Back in March, Linn was trading at $29 -- as of this moment it is getting closer to $30, a move of about 3% in price. But don't forget we have also been collecting nearly 1% per month in distributions. Let's call it a 5% total return. Not particularly exciting but in line with the 4% return from the S&P 500 over the same period. What looks to be a fairly strong floor may have formed for Linn's shares.
As Linn's price has dropped last year, the corresponding spike in yield (pictured above) was fairly dramatic, since the distribution remained intact. Provided there is no immediate threat to Linn's distribution -- which hasn't been cut since the company went public in 2006; in fact, it has nearly doubled -- it seems there is a limit to how inexpensive its shares may get.
Also supporting the idea the stocks might've found a bottom, just two weeks ago it completed an asset swap with Exxon Mobil (XOM) that improved Linn's cash flow without issuing any new debt or equity.
Below you can see the behavior -- both yield and price -- for Linn Energy over the past two years.

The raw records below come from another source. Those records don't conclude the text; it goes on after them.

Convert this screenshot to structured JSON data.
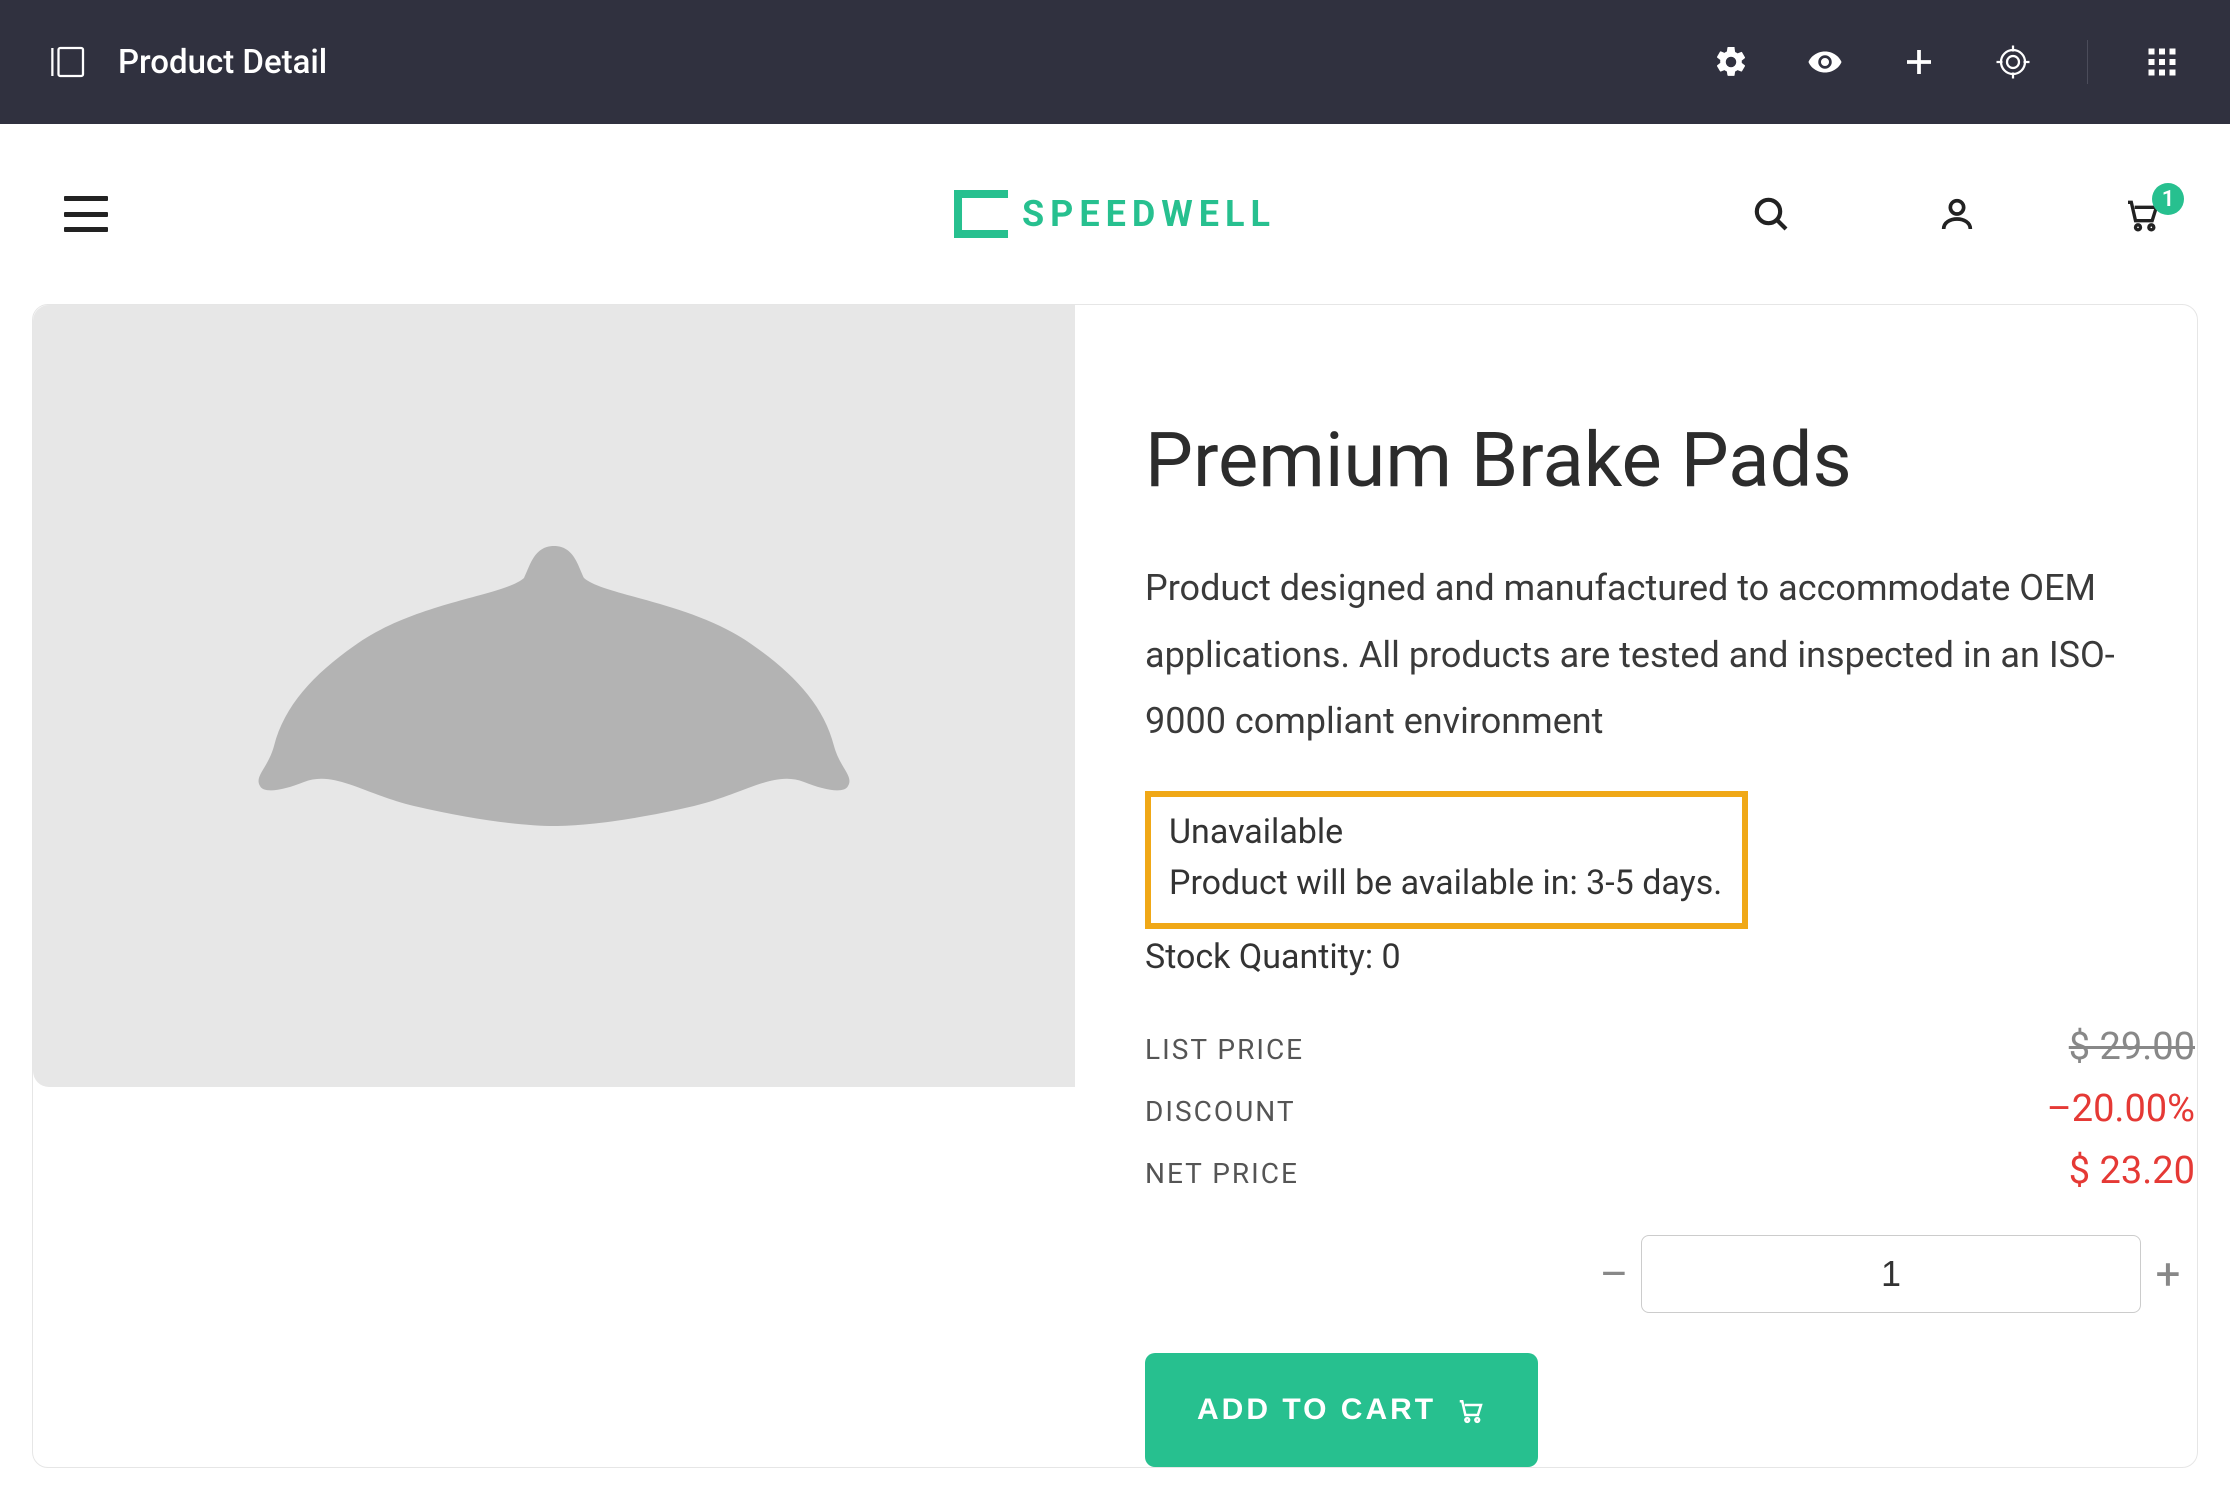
{
  "admin": {
    "title": "Product Detail"
  },
  "site": {
    "brand_name": "SPEEDWELL",
    "cart_count": "1"
  },
  "product": {
    "title": "Premium Brake Pads",
    "description": "Product designed and manufactured to accommodate OEM applications. All products are tested and inspected in an ISO-9000 compliant environment",
    "availability_status": "Unavailable",
    "availability_eta": "Product will be available in: 3-5 days.",
    "stock_line": "Stock Quantity: 0",
    "list_price_label": "LIST PRICE",
    "list_price_value": "$ 29.00",
    "discount_label": "DISCOUNT",
    "discount_value": "–20.00%",
    "net_price_label": "NET PRICE",
    "net_price_value": "$ 23.20",
    "quantity": "1",
    "add_to_cart_label": "ADD TO CART"
  }
}
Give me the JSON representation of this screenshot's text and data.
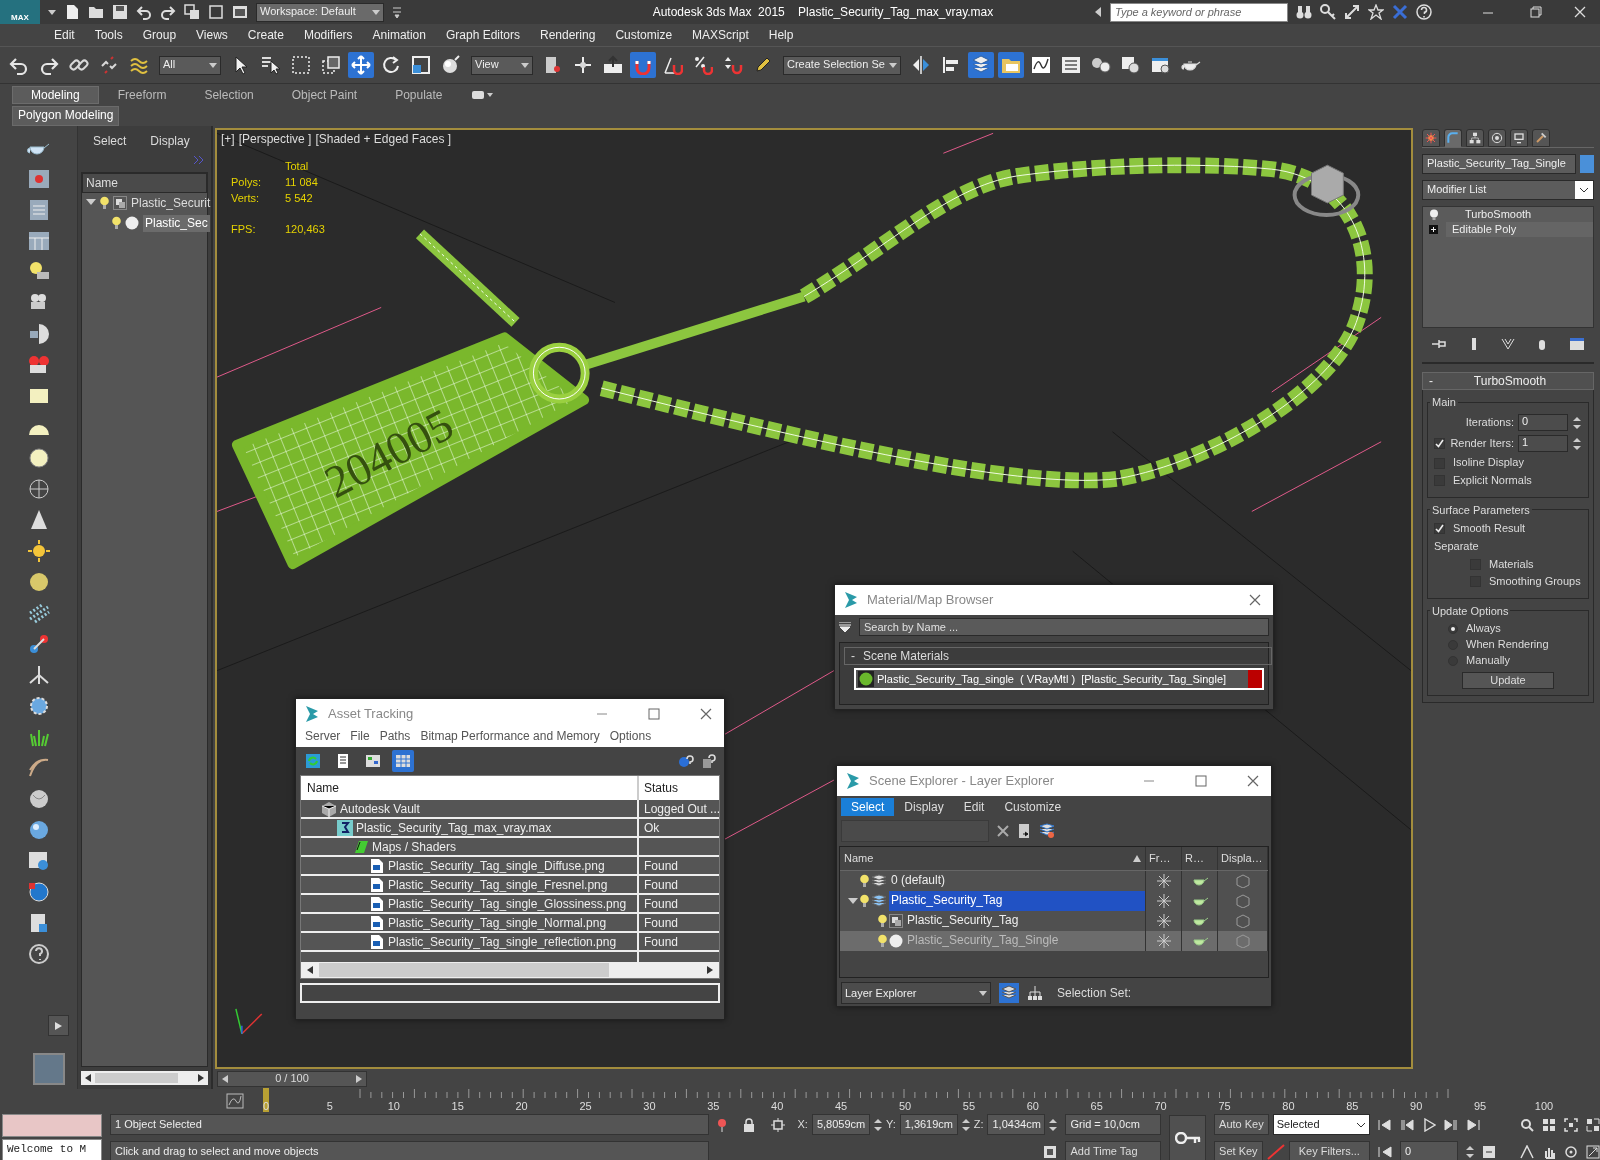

Appetite for LINE's beefy distribution puts downward pressure on its yield and upward pressure on price.
Generally speaking, a master limited partnership trades based on the spread between its distribution yield and the yield on the 10-year Treasury. That spread will differ from MLP to MLP as each company carries unique risks for which an investor must be compensated.
Among others these include: the sustainability of its distribution; amount and cost of the company's debt load; diversification and quality of the MLP's assets; and forward-looking interest rate expectations. In the case of Linn, that spread is north of 7% (700 basis points) today, historically high for its shares.
Now that the patient is stabilized, our view is there is a good deal of room for that spread to shrink -- a 700-basis point spread implies an enormous amount of risk. There are three ways this can happen. The 10-year Treasury yield could spike, LINE could cut its distribution oran upward move in the stock price, whereby LINE's effective yield would come down. I think option 3 is the most likely at this point.
If the spread were to narrow from 7% to 5%, for instance, the implied price of LINE units is about $36. That's 20% higher than today's price. Along with a 10% current yield, the total return opportunity remains quite attractive.
We think it's worth walking the LINE.
At the time of publication the author had a position in LINE.
This article represents the opinion of a contributor and not necessarily that of TheStreet or its editorial staff.